For the government, McCutchan says strengthening policy and regulation surrounding transparency and disclosure is key to promoting GIL. While the Workplace Gender Equality Agency (WGEA) does some good work in the area in Australia, no penalties exist for large companies who do not comply and there is no enforceable requirement for companies to change their gender inequality across core metrics. She argues that without more transparent and accessible data on gender-equality metrics, investors will struggle to make informed decisions about the risk that sits alongside a lack of diversity.

“What’s happening in the US in particular, and with groups like Trillium Asset Management, is there has been lobbying for greater disclosure around workplace diversity and actually trying to make investment decisions based on the risk perception of people not having diverse management structures,” McCutchan says.

“You just have to look at some of the corporate issues in relation to large-scale listed companies that have displayed behaviours that reflect a lack of thinking about gender and diversity, and what’s happened to their stock price.

“We can also think about policies around, for example, publishing pay-gap data, where we actually start to see companies [of all sizes] having to disclose that,” she adds, noting there needs to be a publicly-led conversation about what ‘good’ looks like and how targets can help companies get there.

According to McCutchan, ensuring that more direct financing reaches women is another important step the government can take the lead on.

“One of the biggest issues that we see in this space is that there is a lot of fundamental bias around how capital is directed.

“Women, even though they might have established the social enterprise, or they might have established the company, they don’t necessarily have the characteristics that are geared up to the way that the financial system operates in terms of pitching and attracting investor capital,” McCutchan says.

“There’s been studies done that show even the type of questions that often get asked by normally male fund managers when they’re talking to women entrepreneurs often focus on the risk dimensions of investment. Whereas when they’re talking to male entrepreneurs, the questions often focus on the opportunities of the investment.

“That just changes the whole dialogue, the conversation, and often the outcome,” she says.

The new roadmap is a timely release given Australia’s place on the World Economic Forum’s global gender gap index fell last year to 50th overall out of 153 countries in 2021. In the subcategory of equal economic participation and opportunity, Australia was in 70th place.

McCutchan is CEO of Bridges Australia and an executive director of Impact Investing Australia, which, together with Capital Human, produced the report.

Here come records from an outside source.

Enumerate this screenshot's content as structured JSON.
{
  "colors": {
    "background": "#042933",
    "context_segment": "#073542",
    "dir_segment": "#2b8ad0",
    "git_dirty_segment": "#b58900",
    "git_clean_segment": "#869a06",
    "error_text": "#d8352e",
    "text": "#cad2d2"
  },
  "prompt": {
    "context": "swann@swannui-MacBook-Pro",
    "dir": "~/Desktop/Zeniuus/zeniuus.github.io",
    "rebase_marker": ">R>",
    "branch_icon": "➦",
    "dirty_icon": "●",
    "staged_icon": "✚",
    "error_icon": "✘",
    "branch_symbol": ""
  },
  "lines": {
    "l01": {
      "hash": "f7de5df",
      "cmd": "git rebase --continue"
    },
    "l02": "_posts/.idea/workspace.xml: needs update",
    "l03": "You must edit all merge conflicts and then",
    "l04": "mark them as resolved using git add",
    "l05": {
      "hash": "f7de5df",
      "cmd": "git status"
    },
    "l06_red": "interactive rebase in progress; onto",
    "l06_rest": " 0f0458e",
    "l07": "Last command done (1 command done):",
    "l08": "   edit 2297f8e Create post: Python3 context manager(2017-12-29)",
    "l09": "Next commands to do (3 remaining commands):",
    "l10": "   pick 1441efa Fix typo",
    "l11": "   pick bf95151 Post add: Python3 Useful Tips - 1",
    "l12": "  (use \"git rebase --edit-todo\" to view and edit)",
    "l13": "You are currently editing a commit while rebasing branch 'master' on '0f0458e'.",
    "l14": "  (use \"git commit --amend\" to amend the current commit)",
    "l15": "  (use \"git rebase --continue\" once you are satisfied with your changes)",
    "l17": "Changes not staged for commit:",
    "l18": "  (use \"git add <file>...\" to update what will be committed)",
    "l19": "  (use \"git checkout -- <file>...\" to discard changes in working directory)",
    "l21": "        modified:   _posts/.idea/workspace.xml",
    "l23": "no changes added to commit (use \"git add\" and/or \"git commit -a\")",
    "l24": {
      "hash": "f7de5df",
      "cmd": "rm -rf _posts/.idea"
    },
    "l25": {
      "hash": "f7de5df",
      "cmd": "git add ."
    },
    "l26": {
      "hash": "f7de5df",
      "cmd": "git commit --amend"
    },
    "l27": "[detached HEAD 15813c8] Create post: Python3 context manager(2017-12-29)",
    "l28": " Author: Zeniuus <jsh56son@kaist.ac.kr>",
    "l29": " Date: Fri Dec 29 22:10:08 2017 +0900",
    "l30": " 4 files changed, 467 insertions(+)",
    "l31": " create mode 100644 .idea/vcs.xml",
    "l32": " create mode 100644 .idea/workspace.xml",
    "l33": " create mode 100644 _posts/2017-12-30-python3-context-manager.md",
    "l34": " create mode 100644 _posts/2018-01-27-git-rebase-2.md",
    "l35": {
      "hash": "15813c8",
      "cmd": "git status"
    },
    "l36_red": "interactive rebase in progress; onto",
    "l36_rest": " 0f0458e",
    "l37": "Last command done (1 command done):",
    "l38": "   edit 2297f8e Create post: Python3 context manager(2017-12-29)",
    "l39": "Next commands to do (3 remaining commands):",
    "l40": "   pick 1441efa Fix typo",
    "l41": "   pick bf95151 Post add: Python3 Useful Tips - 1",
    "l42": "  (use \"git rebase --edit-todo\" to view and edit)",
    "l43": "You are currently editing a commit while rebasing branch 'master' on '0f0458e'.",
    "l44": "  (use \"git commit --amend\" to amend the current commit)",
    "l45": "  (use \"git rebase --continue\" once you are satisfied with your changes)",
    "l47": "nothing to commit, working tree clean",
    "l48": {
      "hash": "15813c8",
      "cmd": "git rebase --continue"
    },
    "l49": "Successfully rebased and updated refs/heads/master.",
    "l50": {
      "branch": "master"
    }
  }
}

She was also a member of the
Australian social impact investing taskforce, which was established in 2019 to examine the commonwealth’s role in the social impact investment (SII) market.

“We’ve been advocating for an early stage foundation, very similar to the Access Foundation in the UK, to support early-stage social enterprises, from both the capacity-building perspective and a financing perspective,” McCutchan says.

“It is basically a co-investment between government and the private sector that is there to support the development of new funds that are impact investing funds.”

Following sector consultation, the taskforce handed its final policy recommendations over to the government last year but the report is still as yet unpublished and there has been no government response. The interim report was made available in 2019.

“One of the biggest challenges is that if you are a first-time fund with a first-time strategy, large scale institutions will probably not give you any money because they like to see an established track record.

“When you’ve got a new methodology, you can’t have an established track record, and what the work wholesaler is trying to do is actually provide the anchor capital to help funds establish that track record,” McCutchan explains.

“That’s a piece of policy legislation that, if we want to see the impact investing sector move forward, is absolutely fundamental.”

Article from The Mandarin, 5 April 2022, by Melissa Coade, Senior Journalist